The Classic Rigid Airship is the only type of airship to have demonstrated success in commercial airship operations at a level beyond that of advertising and short endurance passenger joy rides. Despite a large number of proposals having been made to develop other airship types to operations in full commercial passenger and freight transport, no proposal to date has succeeded in commercially undertaking such use.

The Rigid Airship is the only airship type with the proven capability to maintain controlability and structural integrity at flight speed in the event of loss of a gas containment element.

The Rigid Airship provides an insulating air layer between the outer environment and the lifting gas, thereby eliminating the immediate and significant variation in gas lift which occurs in other airship types as a result of variations in sunlight.

The Rigid Airship provides a structure capable of housing the power plants at points on the optimum line of thrust within or external to the hull, thereby reducing drag while maintaining maximum aerodynamic efficiency.

The Rigid Airship’s structure prevents aerodynamic flexure, thereby increasing speed (or reducing fuel consumption) by around 10% when compared with other airship types.

back to questions



3. What is so special about an airship?

An airship can be more spacious than any other aircraft. It also has the unique advantage of being able to stay airborne for long periods. Whereas fixed and rotary wing aircraft measure flight time in hours, an airship can stay aloft for days or weeks.

back to questions



4. Are airships safe?

Yes.

First: helium is not only non-flammable but can actually extinguish fire. Second: a modern airship’s advanced, robust structural and fabric materials as well as its sophisticated mode of propulsion and flight control, make it extremely safe to operate even in bad weather. Goodyear have proven in their operations since the late 1930’s until the present that modern airships have by far the best safety record of any type of flying vehicle.

back to questions



5. How can a lighter-than-air vessel operate in severe weather?

A rigid airship is not a free balloon, its aluminium framework and multiple engines produce a vehicle which, even before World War II, was capable of operating a scheduled service in the severe weather conditions experienced over the North Atlantic Ocean. During US government tests in the 1950’s the airships’ weather ability exceeded that of fixed wing aircraft even in long duration radar operations conducted in what were often FULL gale conditions.

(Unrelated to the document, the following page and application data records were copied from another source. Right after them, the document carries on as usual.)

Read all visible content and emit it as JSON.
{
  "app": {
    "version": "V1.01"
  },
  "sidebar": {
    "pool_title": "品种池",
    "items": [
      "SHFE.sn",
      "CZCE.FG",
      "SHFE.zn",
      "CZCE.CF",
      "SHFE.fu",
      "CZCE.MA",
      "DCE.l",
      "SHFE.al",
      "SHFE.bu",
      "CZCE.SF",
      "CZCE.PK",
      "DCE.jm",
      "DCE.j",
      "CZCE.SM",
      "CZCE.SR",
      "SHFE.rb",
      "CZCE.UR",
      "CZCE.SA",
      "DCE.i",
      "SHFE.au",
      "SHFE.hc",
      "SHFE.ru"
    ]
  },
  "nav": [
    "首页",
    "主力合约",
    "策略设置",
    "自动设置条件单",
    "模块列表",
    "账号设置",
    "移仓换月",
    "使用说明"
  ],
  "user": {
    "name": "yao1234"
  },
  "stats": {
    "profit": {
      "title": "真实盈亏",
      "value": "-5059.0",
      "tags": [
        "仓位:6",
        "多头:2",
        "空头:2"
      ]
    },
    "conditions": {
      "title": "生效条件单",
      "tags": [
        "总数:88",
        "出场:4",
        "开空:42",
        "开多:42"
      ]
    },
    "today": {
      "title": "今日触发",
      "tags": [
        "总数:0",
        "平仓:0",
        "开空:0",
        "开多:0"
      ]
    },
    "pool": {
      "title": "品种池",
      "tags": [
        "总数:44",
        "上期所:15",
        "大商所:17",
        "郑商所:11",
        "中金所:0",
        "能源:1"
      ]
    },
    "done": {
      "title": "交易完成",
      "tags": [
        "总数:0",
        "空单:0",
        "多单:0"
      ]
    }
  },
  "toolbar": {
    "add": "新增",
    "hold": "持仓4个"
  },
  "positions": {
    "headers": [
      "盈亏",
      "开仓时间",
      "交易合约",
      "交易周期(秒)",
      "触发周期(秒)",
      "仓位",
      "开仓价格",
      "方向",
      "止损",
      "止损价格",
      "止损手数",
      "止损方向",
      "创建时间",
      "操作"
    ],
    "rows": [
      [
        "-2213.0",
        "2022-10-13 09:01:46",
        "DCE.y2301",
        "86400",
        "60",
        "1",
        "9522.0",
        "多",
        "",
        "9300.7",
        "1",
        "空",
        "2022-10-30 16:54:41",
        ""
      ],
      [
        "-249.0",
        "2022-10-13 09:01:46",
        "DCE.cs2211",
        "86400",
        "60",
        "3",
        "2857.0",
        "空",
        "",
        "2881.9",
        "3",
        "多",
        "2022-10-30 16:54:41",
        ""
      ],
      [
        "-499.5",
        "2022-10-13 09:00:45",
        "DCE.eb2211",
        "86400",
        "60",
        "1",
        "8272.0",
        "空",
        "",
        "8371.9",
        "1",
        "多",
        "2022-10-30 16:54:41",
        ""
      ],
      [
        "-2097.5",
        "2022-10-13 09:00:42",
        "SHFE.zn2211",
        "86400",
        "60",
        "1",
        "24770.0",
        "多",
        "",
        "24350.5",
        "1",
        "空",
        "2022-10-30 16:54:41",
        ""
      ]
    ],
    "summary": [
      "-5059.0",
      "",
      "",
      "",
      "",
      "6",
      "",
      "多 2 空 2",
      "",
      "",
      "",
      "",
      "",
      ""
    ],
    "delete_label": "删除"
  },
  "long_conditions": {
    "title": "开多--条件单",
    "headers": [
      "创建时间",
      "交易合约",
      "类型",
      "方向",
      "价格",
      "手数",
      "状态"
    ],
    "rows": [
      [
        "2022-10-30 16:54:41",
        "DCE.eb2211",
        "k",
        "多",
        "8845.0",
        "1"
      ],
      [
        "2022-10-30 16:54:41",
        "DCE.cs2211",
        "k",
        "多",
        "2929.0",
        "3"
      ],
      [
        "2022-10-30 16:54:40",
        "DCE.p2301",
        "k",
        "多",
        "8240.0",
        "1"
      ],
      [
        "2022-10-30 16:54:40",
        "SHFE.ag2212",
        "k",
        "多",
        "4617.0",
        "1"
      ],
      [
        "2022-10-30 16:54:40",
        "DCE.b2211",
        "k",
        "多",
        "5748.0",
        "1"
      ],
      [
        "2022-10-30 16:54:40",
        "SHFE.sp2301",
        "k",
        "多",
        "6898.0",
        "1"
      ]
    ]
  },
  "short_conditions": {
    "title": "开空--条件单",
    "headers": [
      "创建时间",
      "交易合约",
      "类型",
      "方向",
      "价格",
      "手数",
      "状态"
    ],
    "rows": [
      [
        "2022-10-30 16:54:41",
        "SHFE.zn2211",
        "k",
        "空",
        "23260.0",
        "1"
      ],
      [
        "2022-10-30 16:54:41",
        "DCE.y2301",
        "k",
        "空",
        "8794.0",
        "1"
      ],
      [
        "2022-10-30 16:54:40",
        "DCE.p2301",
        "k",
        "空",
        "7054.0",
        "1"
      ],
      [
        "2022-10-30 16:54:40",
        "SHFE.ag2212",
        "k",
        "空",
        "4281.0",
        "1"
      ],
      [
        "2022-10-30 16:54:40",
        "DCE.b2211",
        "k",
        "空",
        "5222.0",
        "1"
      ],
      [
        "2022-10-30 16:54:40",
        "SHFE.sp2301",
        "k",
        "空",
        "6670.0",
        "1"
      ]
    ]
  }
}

back to questions



6. How fast do airships travel?

An airship is, in general, a low speed vehicle or platform. It is unlikely to exceed 148 km airspeed. But an airship is considerably faster than most surface alternatives. What it lacks in speed it more than makes up in its operating flexibility.

back to questions



7. What happens if the envelope is punctured?

Unlike a toy balloon, the lifting gas in a pressurized airship, a so called blimp, is maintained at a very low pressure (just sufficient to maintain its shape). In a rigid airship there is no pressure at all. Should a small hole occur, the escape of gas would be slow. Even with a large number of small holes the buoyancy would not be substantially effected immediately, and can be repaired during periodic maintenance inspections. A large hole in a gas cell on a rigid airship would mean that the airship’s mission would have to be aborted but the ship could still return to base for the necessary repair. Even in such circumstances the airship would be capable of remaining aloft and landing safely.



[Home] [TOP] [Next]